Prudence has been a hallmark of BAHL’s journey of late, and the sound risk management and effective lending practices continued in 9MCY19. The non performing loans to gross advances ratio is a very manageable 1.4 percent. The coverage ratio also provides adequate cover for the NPLs. BAHL did not adopt aggressive lending policy during 9MCY19, and understandably so, given the overall credit appetite in the market, and the interest rate scenario. The advances during the period grew by a modest 3 percent over December 2018, taking the ADR to 57 percent.

Bank Al Habib Limited
Rs (mn) 1HCY19 1HCY18 chg
Markup Earned 73,733 42,824 72%
Markup Expensed 43,718 20,327 115%
Net Markup Income 30,015 22,497 33%
Non Mark-up / Interest Income 6,406 5,029 27%
Total income 36,421 27,526 32%
Non Mark-up / Interest Expenses 20,746 17,423 19%
Provisioning/(Reversal) 2,799 181 1443%
Profit Before Taxation 12,875 9,922 30%
Taxation 5,870 4,019 46%
Profit After Taxation 7,006 5,903 19%
EPS (Rs) 6.30 5.31
Source: PSX notice

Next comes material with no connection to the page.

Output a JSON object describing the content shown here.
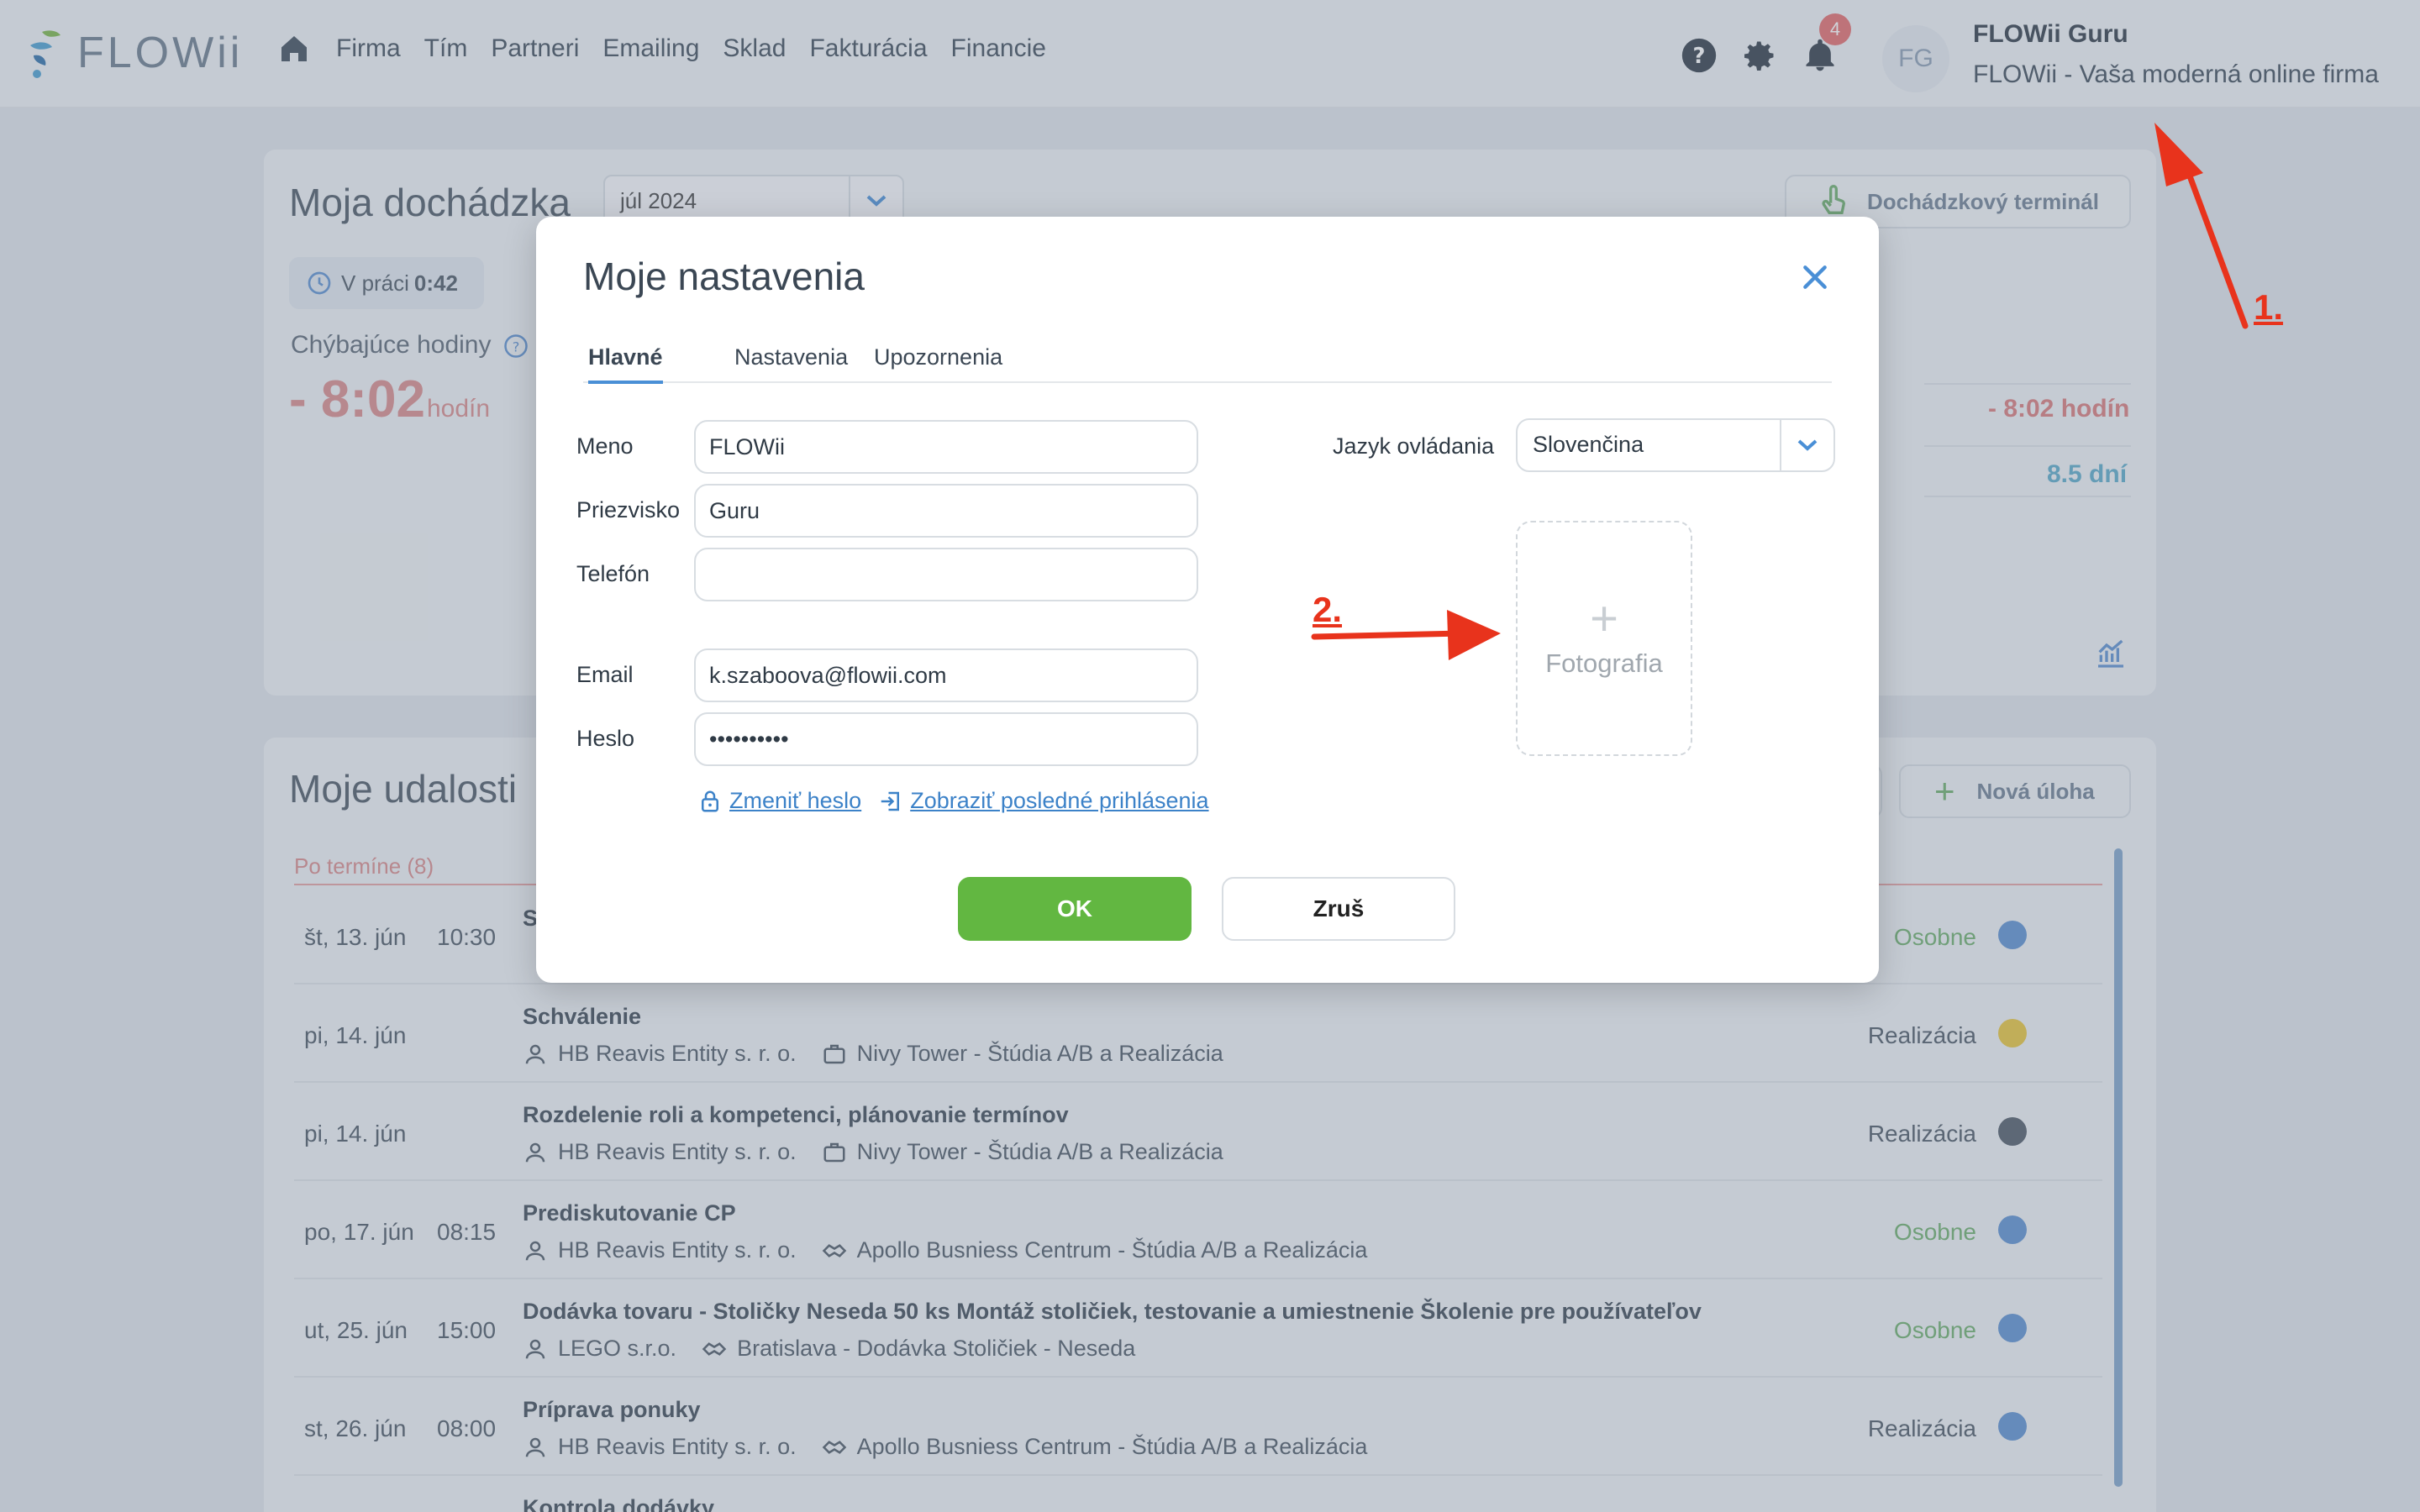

Much of the focus was on building the investment portfolio instead, as the yield sin government securities offered an opportunity for banks. The investment portfolio witnessed a mammoth 50 percent jump over December 2018 – taking the investment base to Rs622.8 billion. Needless to say, the bulk of it would be in short-term securities, as dictated by the interest rates. Return on investments constitutes a major part of the top line.

On the liabilities front, the growth was steady, with the deposits base growing by a healthy 8 percent over December 2018 to Rs862 billion. Details of deposit mix are not known yet, but in such times of thin spread, banks have put greater emphasis on adding low cost, non-remunerative deposits. BAHL too, has been focusing on improving its CASA.

The contribution from noncore income increased significantly, as the cross selling arms of the bank, performed well. The cost to income ratio decreased to 55.8 percent from 62.54 percent, compared to the same period last year. The interest rates seem to have peaked, and may at some point lead to increased private credit demand. The bank seems well poised to alter the asset mix strategy, should the opportunity present itself.